A skillfully written and acted gay love story about two
young men of Chinese ancestry, Ray Yeung’s “Front Cover” has a title that
evokes the differences in its main characters. Ryan (Jake Choi), a New York
fashion stylist, aims his energies toward the front covers of magazines. Ning
(James Chen), a movie star from China, also projects himself into the public
eye, but uses his image as something else—a cover for his real self.
The film begins by immersing us in Jake’s world, where
openly gay men are the rule rather than the exception. He works hard styling
models for photo shoots, and though he seems to be climbing the career ladder
adroitly, it’s clear he’s not completely established yet: one misstep and he
could go hurtling downward again.
That’s why every job is a challenge, and the assignment to
style Ning, an Asian star hoping to break into the American market, is particularly tricky. Ning’s handler tells Ryan that Ning has already fired
one stylist, and now he definitely wants one with a Chinese background. But
Ryan obviously doesn’t consider himself particularly Chinese, and when he meets
Ning for the first time in a Chinatown restaurant, the situation seems designed
to thwart rather than establish communication: the star has brought a
boisterous, obsequious entourage with him and forces endless amounts of food
The entourage creates an immediate barrier the next time the
two meet, forcing Ryan to say that he can only work with the star if they can
interact one-on-one. Ning gives way on that front, but soon has his own
objection: he doesn’t like that Ryan is so open about his “homo side.”
This is not only a clash of personalities
but of cultures as well.
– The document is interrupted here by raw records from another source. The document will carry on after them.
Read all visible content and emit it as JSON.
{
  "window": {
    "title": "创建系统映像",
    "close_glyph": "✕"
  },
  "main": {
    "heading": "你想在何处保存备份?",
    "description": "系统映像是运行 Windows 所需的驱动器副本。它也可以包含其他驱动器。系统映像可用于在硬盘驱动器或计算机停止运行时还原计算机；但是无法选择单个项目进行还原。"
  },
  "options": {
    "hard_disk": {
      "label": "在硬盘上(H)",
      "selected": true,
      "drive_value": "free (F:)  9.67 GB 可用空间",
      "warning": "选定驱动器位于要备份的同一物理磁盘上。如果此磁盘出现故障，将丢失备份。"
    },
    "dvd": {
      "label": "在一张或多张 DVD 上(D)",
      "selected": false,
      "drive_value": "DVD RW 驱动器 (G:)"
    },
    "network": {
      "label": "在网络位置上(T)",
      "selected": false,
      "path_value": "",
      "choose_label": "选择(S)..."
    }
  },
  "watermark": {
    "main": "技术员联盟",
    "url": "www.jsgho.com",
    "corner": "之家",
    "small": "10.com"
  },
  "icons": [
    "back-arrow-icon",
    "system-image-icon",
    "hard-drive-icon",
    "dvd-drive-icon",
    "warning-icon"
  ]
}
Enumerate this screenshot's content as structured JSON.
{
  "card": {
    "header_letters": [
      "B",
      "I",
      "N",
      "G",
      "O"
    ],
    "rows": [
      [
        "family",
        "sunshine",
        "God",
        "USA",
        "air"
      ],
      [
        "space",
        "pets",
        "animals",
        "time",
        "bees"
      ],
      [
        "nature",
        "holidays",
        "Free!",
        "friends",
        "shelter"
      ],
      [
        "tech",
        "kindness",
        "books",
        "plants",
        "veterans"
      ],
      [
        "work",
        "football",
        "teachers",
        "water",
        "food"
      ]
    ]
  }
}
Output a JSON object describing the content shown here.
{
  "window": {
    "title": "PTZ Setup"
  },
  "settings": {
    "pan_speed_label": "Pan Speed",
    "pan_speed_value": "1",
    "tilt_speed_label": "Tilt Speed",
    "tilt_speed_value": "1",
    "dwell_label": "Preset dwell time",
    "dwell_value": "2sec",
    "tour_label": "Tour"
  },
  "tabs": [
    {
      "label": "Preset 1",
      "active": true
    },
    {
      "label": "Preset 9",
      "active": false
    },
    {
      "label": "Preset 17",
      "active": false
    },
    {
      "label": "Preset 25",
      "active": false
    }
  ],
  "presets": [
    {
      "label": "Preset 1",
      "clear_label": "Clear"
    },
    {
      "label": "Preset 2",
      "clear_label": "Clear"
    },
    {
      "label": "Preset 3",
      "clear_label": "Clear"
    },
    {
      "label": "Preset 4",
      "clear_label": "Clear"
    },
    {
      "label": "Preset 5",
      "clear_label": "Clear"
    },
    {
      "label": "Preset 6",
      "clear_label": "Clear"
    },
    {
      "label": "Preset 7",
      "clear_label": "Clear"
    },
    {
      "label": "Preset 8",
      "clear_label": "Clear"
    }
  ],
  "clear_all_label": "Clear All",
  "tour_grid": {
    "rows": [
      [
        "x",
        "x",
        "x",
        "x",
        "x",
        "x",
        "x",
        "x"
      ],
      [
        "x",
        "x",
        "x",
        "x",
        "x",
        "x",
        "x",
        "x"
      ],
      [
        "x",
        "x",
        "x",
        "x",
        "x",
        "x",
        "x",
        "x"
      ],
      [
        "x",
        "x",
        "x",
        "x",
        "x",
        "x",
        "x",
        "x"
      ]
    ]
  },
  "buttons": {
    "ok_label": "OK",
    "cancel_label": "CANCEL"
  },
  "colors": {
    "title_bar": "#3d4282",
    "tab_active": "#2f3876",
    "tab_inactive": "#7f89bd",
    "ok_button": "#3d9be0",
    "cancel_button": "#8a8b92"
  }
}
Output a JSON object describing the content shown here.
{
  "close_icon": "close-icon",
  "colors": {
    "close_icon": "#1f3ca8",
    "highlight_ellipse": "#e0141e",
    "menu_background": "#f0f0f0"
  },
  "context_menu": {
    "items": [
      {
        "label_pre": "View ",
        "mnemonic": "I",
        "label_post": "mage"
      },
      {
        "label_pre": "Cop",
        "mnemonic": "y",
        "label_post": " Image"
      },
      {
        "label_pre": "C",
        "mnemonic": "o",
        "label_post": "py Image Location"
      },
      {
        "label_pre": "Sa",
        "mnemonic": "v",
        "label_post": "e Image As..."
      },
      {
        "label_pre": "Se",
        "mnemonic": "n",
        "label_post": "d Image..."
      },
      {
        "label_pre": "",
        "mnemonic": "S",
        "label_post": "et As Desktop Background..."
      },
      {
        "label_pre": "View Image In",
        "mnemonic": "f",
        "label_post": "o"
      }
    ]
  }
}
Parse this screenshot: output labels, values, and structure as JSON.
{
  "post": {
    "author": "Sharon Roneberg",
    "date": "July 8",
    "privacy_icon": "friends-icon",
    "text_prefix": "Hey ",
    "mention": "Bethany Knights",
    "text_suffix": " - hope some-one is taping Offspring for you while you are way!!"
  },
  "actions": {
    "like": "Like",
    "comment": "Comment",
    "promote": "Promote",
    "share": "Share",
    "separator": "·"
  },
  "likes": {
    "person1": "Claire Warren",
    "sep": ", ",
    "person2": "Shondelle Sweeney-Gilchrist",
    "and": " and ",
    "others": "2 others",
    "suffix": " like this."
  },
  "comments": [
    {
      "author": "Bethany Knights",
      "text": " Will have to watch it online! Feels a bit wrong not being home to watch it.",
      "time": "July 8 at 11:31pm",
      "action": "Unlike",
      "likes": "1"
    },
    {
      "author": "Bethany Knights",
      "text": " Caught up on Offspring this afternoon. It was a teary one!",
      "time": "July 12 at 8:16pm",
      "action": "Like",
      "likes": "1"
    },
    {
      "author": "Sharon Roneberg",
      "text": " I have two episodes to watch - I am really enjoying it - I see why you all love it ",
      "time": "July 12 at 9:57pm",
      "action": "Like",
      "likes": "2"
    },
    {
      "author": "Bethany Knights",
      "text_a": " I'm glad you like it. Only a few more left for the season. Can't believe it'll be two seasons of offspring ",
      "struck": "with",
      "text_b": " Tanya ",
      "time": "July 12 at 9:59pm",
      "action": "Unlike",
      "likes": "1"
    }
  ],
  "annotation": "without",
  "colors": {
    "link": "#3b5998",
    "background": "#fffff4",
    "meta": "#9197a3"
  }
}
Ning looks askance at gay men holding hands on the
street, something evidently still less common in Beijing than in New
York. Yet Ning has reasons—ones perhaps going beyond strictly career concerns—for
adapting to this environment, at least temporarily, so he gradually
accommodates himself to Ryan and his milieu.
Yet it’s Ryan who’s in for the biggest changes. His life
seems to be consumed by obsessive work and desultory socializing. Though he’s
attractive, there’s no mention of past boyfriends or romances in his life; he
evidently contents himself with Internet hookups. A self-described “potato
queen” (an Asian gay man attracted to white men), he has a sexual identity that
obviously connects with other issues, especially his unadmitted discomfort with
his Chinese roots.
The strictly professional relationship between the two men
verges toward friendship due to complications that involve race and cultural
identity. In one highly charged scene, a bullying, Bruce Weber-like photographer
casts racial aspersions at both Asians, which unites them in indignant fury
even as it upends their most important shoot.
Then there’s the day Ning accompanies Ryan and his parents
(Elizabeth Sung and Ming Lee) on a day trip to Staten Island, an outing that
draws the two young men together in unexpected ways. Though Ryan tries to
project an “everything’s cool” demeanor, and says his parents accepted his
sexuality long ago, it’s clear that they’re trying their best to be supportive
while never being entirely comfortable with his orientation. But they’d never
seen their son with a Chinese guy, and mistaking Ning for a romantic interest,
they’re happy that he’s at least not spurning his heritage. For his part, Ning
takes bemused pleasure in play-acting the role of the new boyfriend.
The transition from distrust to wary friendship to something
more passionate in a movie like this depends a lot on the writing, and Yeung’s
is subtle and assured, tracing an emotional arc that’s believably nuanced. It
also benefits from exceptionally strong lead performances. As Ning, Chen has no
trouble summoning a star’s charisma while also suggesting his hidden side. And
Choi’s Ryan, a terrific debut, gives us a young man of real complexity who’s in
the throes of self-discovery and (apparently) first love.
While the film adheres to the conventions of romantic
melodramas in a way that guarantees the two characters will end up in each
other’s arms, its fascinations from a cultural perspective remain strong throughout.
If it can be said that every cross-cultural story like this eventually tilts
toward one culture over the other, one thing that’s notable about “Front Cover”—and
that sets it apart from Ang Lee’s nominally similar “The Wedding Banquet”—is
that, though set in New York, its perspective and espoused values are
finally more Chinese than American. If that’s surprising, it’s in keeping with
the emotional journey of a young man learning that identity is not only about